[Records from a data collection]

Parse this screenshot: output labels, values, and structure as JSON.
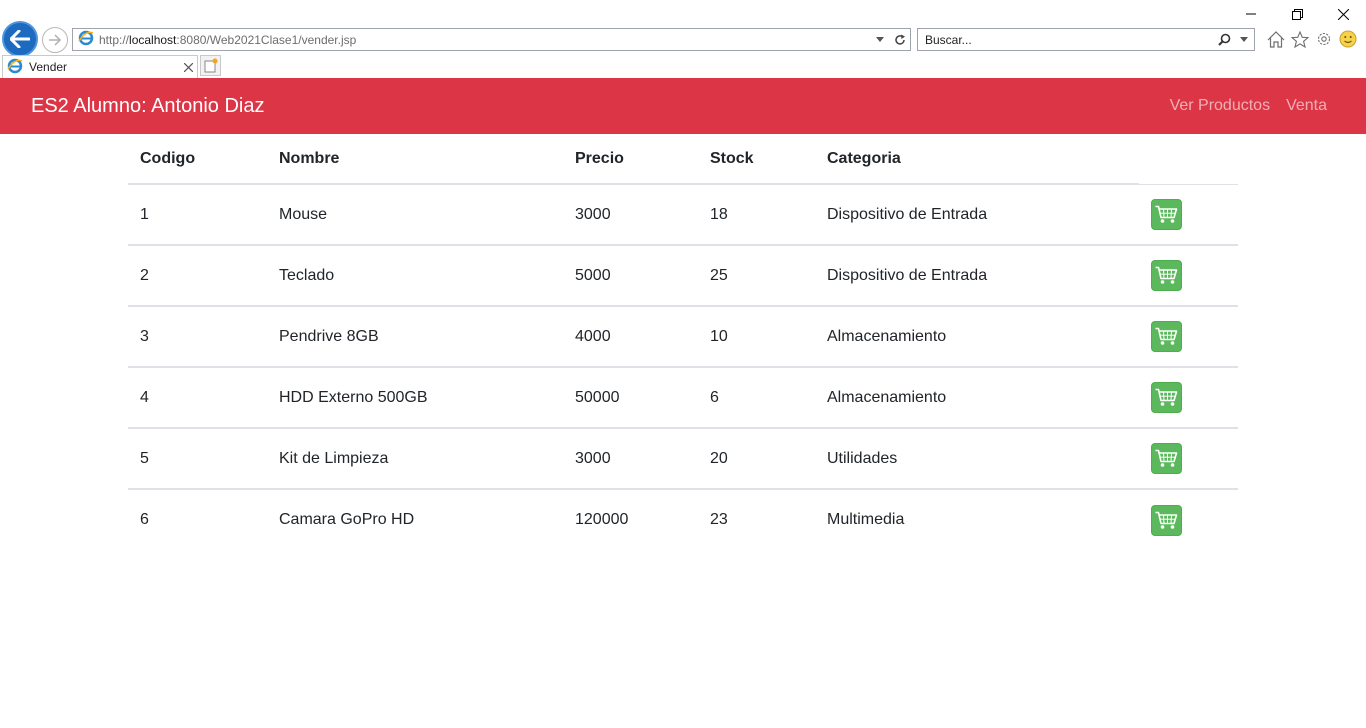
{
  "browser": {
    "url_prefix": "http://",
    "url_host": "localhost",
    "url_rest": ":8080/Web2021Clase1/vender.jsp",
    "search_placeholder": "Buscar...",
    "tab_title": "Vender"
  },
  "navbar": {
    "brand": "ES2 Alumno: Antonio Diaz",
    "links": [
      "Ver Productos",
      "Venta"
    ],
    "bg_color": "#dc3545"
  },
  "table": {
    "headers": [
      "Codigo",
      "Nombre",
      "Precio",
      "Stock",
      "Categoria"
    ],
    "rows": [
      {
        "codigo": "1",
        "nombre": "Mouse",
        "precio": "3000",
        "stock": "18",
        "categoria": "Dispositivo de Entrada"
      },
      {
        "codigo": "2",
        "nombre": "Teclado",
        "precio": "5000",
        "stock": "25",
        "categoria": "Dispositivo de Entrada"
      },
      {
        "codigo": "3",
        "nombre": "Pendrive 8GB",
        "precio": "4000",
        "stock": "10",
        "categoria": "Almacenamiento"
      },
      {
        "codigo": "4",
        "nombre": "HDD Externo 500GB",
        "precio": "50000",
        "stock": "6",
        "categoria": "Almacenamiento"
      },
      {
        "codigo": "5",
        "nombre": "Kit de Limpieza",
        "precio": "3000",
        "stock": "20",
        "categoria": "Utilidades"
      },
      {
        "codigo": "6",
        "nombre": "Camara GoPro HD",
        "precio": "120000",
        "stock": "23",
        "categoria": "Multimedia"
      }
    ],
    "action_icon": "cart-icon",
    "action_color": "#5cb85c"
  }
}
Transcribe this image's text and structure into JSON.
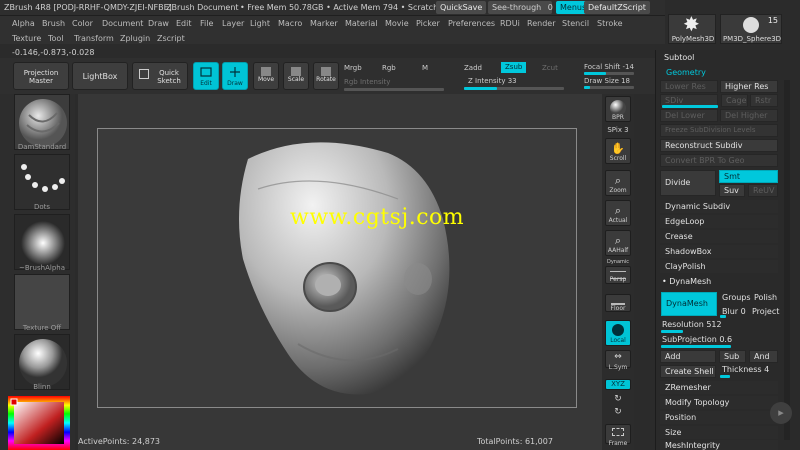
{
  "titlebar": {
    "app": "ZBrush 4R8 [PODJ-RRHF-QMDY-ZJEI-NFBE]",
    "document": "ZBrush Document",
    "free_mem": "• Free Mem 50.78GB • Active Mem 794 • Scratch Disk",
    "quicksave": "QuickSave",
    "see_through": "See-through",
    "see_through_value": "0",
    "menus": "Menus",
    "default_zscript": "DefaultZScript"
  },
  "menus": {
    "row1": [
      "Alpha",
      "Brush",
      "Color",
      "Document",
      "Draw",
      "Edit",
      "File",
      "Layer",
      "Light",
      "Macro",
      "Marker",
      "Material",
      "Movie",
      "Picker",
      "Preferences",
      "RDUi",
      "Render",
      "Stencil",
      "Stroke"
    ],
    "row2": [
      "Texture",
      "Tool",
      "Transform",
      "Zplugin",
      "Zscript"
    ]
  },
  "coords": "-0.146,-0.873,-0.028",
  "toolbar": {
    "projection_master": "Projection Master",
    "lightbox": "LightBox",
    "quick_sketch": "Quick Sketch",
    "edit": "Edit",
    "draw": "Draw",
    "move": "Move",
    "scale": "Scale",
    "rotate": "Rotate",
    "mrgb": "Mrgb",
    "rgb": "Rgb",
    "m": "M",
    "zadd": "Zadd",
    "zsub": "Zsub",
    "zcut": "Zcut",
    "rgb_intensity": "Rgb Intensity",
    "z_intensity": "Z Intensity 33",
    "focal_shift": "Focal Shift -14",
    "draw_size": "Draw Size 18"
  },
  "leftshelf": {
    "brush": "DamStandard",
    "stroke": "Dots",
    "alpha": "~BrushAlpha",
    "texture": "Texture Off",
    "material": "Blinn"
  },
  "canvas": {
    "watermark": "www.cgtsj.com",
    "active_points": "ActivePoints: 24,873",
    "total_points": "TotalPoints: 61,007"
  },
  "rightshelf": {
    "bpr": "BPR",
    "spix": "SPix 3",
    "scroll": "Scroll",
    "zoom": "Zoom",
    "actual": "Actual",
    "aahalf": "AAHalf",
    "dynamic": "Dynamic",
    "persp": "Persp",
    "floor": "Floor",
    "local": "Local",
    "lsym": "L.Sym",
    "xyz": "XYZ",
    "frame": "Frame"
  },
  "tools": {
    "polymesh": "PolyMesh3D",
    "sphere": "PM3D_Sphere3D",
    "count": "15"
  },
  "panel": {
    "subtool": "Subtool",
    "geometry": "Geometry",
    "lower_res": "Lower Res",
    "higher_res": "Higher Res",
    "sdiv": "SDiv",
    "cage": "Cage",
    "rstr": "Rstr",
    "del_lower": "Del Lower",
    "del_higher": "Del Higher",
    "freeze_subdiv": "Freeze SubDivision Levels",
    "reconstruct": "Reconstruct Subdiv",
    "convert_bpr": "Convert BPR To Geo",
    "divide": "Divide",
    "smt": "Smt",
    "suv": "Suv",
    "reuv": "ReUV",
    "dynamic_subdiv": "Dynamic Subdiv",
    "edgeloop": "EdgeLoop",
    "crease": "Crease",
    "shadowbox": "ShadowBox",
    "claypolish": "ClayPolish",
    "dynamesh_hdr": "DynaMesh",
    "dynamesh_btn": "DynaMesh",
    "groups": "Groups",
    "polish": "Polish",
    "blur": "Blur 0",
    "project": "Project",
    "resolution": "Resolution 512",
    "subprojection": "SubProjection 0.6",
    "add": "Add",
    "sub": "Sub",
    "and": "And",
    "create_shell": "Create Shell",
    "thickness": "Thickness 4",
    "zremesher": "ZRemesher",
    "modify_topology": "Modify Topology",
    "position": "Position",
    "size": "Size",
    "meshintegrity": "MeshIntegrity"
  },
  "colors": {
    "accent": "#00c8dc",
    "background": "#2b2b2b",
    "watermark": "#ffff00"
  }
}
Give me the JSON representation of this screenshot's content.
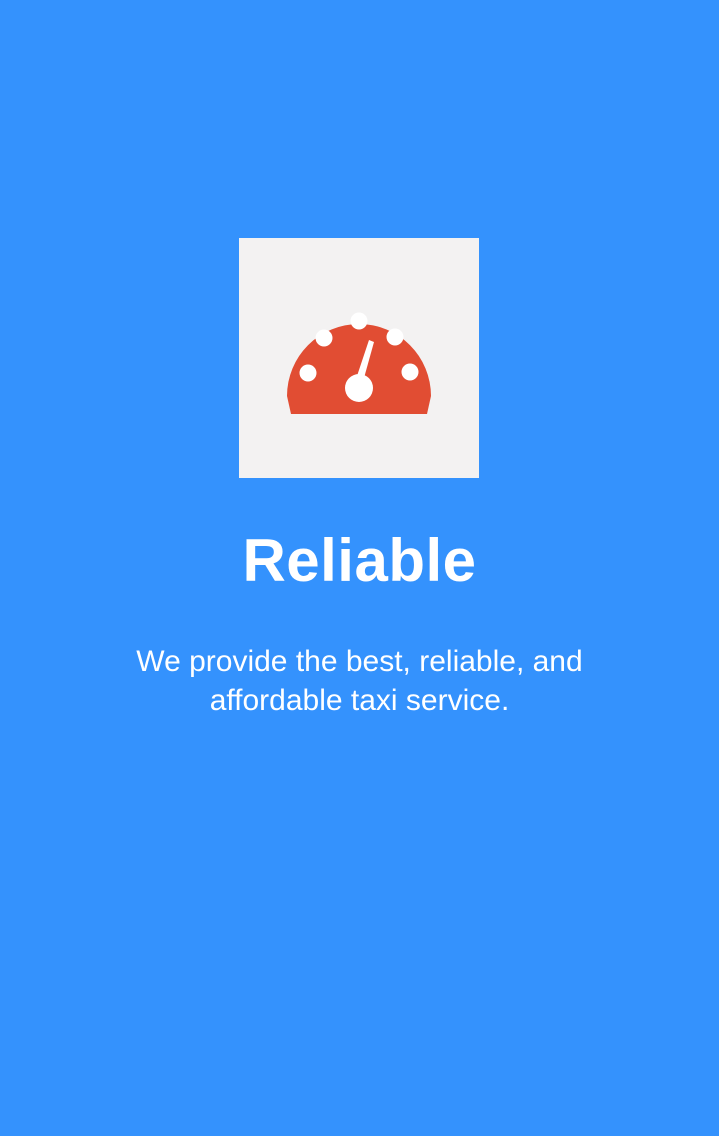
{
  "onboarding": {
    "icon": "speedometer-icon",
    "title": "Reliable",
    "description": "We provide the best, reliable, and affordable taxi service."
  },
  "colors": {
    "background": "#3492fd",
    "card": "#f3f2f2",
    "icon": "#e14d33",
    "text": "#ffffff"
  }
}
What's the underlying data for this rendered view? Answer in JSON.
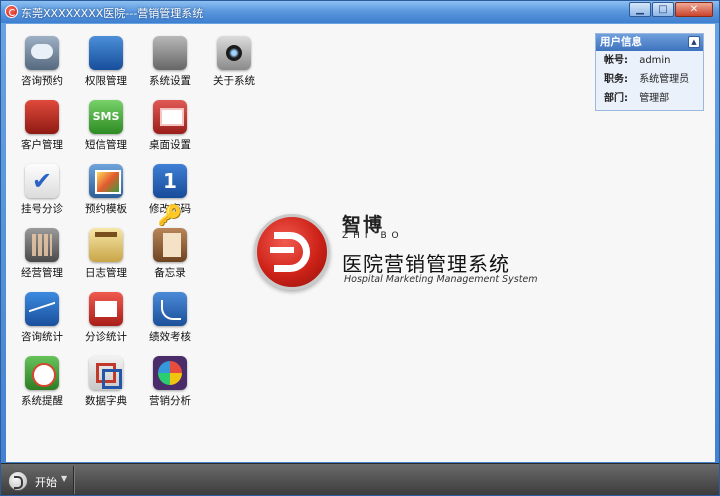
{
  "window": {
    "title": "东莞XXXXXXXX医院---营销管理系统",
    "buttons": {
      "minimize": "▁",
      "maximize": "□",
      "close": "✕"
    }
  },
  "apps": [
    {
      "label": "咨询预约",
      "icon": "chat-bubbles-icon"
    },
    {
      "label": "权限管理",
      "icon": "user-group-icon"
    },
    {
      "label": "系统设置",
      "icon": "gear-icon"
    },
    {
      "label": "关于系统",
      "icon": "camera-lens-icon"
    },
    {
      "label": "客户管理",
      "icon": "customer-icon"
    },
    {
      "label": "短信管理",
      "icon": "sms-icon",
      "glyph": "SMS"
    },
    {
      "label": "桌面设置",
      "icon": "desktop-icon"
    },
    {
      "label": "挂号分诊",
      "icon": "checkmark-icon",
      "glyph": "✔"
    },
    {
      "label": "预约模板",
      "icon": "photo-frame-icon"
    },
    {
      "label": "修改密码",
      "icon": "key-icon",
      "glyph": "1🔑"
    },
    {
      "label": "经营管理",
      "icon": "calculator-icon"
    },
    {
      "label": "日志管理",
      "icon": "notepad-icon"
    },
    {
      "label": "备忘录",
      "icon": "address-book-icon"
    },
    {
      "label": "咨询统计",
      "icon": "line-chart-icon"
    },
    {
      "label": "分诊统计",
      "icon": "calendar-icon"
    },
    {
      "label": "绩效考核",
      "icon": "curve-chart-icon"
    },
    {
      "label": "系统提醒",
      "icon": "alarm-clock-icon"
    },
    {
      "label": "数据字典",
      "icon": "dictionary-icon"
    },
    {
      "label": "营销分析",
      "icon": "pie-chart-icon"
    }
  ],
  "brand": {
    "name_cn": "智博",
    "name_en": "ZHI BO",
    "system_cn": "医院营销管理系统",
    "system_en": "Hospital Marketing Management System"
  },
  "user_panel": {
    "title": "用户信息",
    "collapse": "▲",
    "rows": [
      {
        "key": "帐号:",
        "value": "admin"
      },
      {
        "key": "职务:",
        "value": "系统管理员"
      },
      {
        "key": "部门:",
        "value": "管理部"
      }
    ]
  },
  "taskbar": {
    "start_label": "开始",
    "start_arrow": "▼"
  },
  "colors": {
    "accent": "#3f7fcf",
    "brand_red": "#cd2218",
    "taskbar": "#4a4a4a"
  }
}
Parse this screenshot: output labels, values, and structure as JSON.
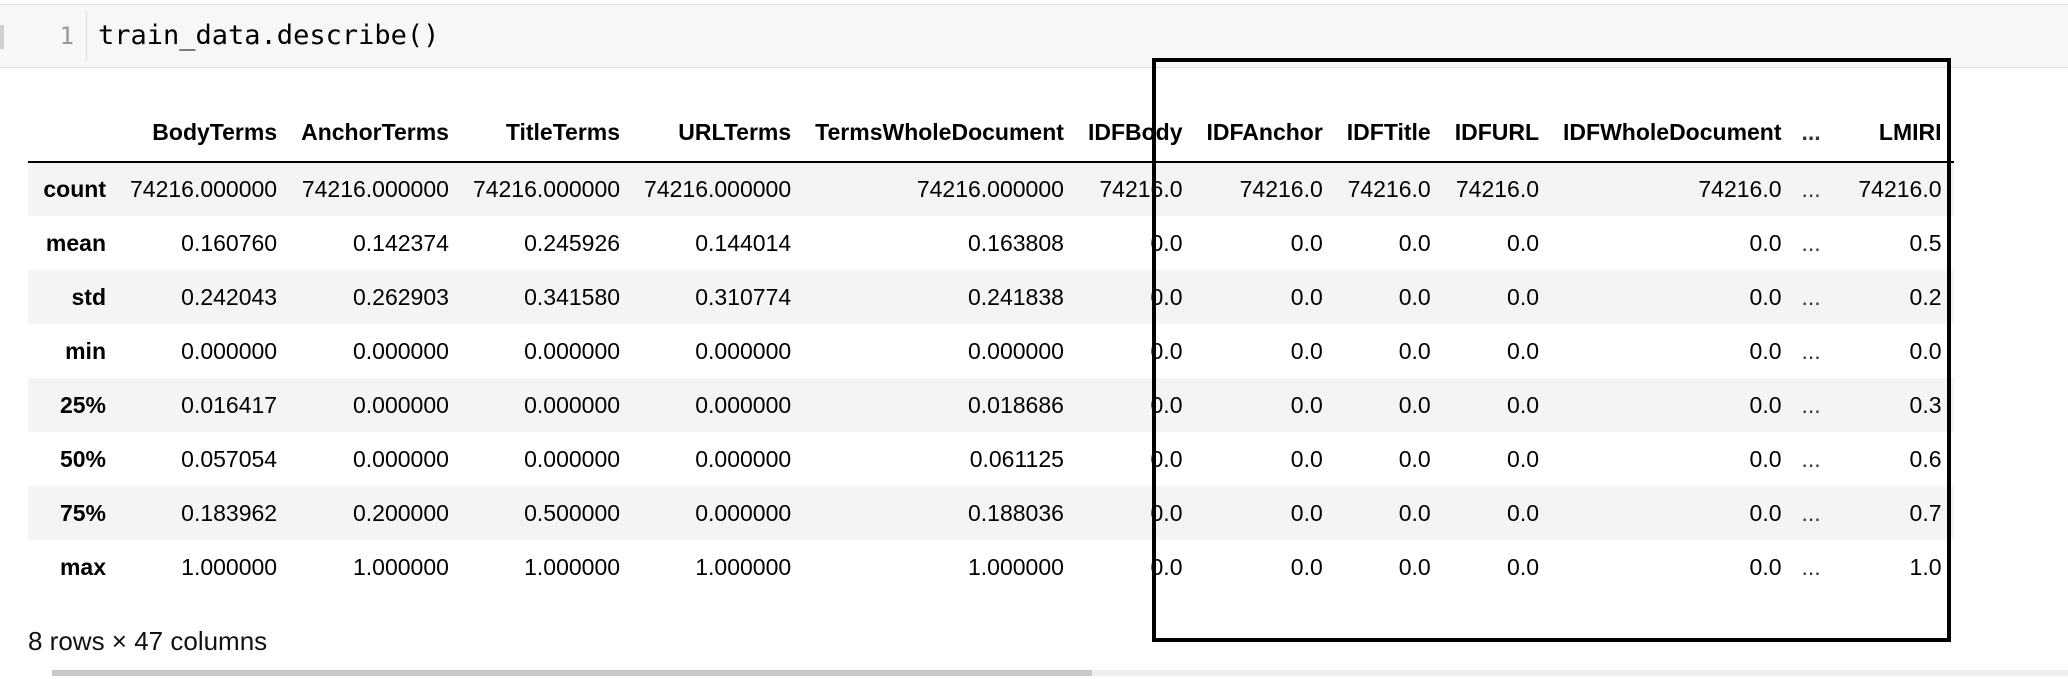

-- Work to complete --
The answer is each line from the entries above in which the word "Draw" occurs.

-- Response area --
      "Draw",
    "draw": "Draw",
    "draw_size": "Draw Size 18"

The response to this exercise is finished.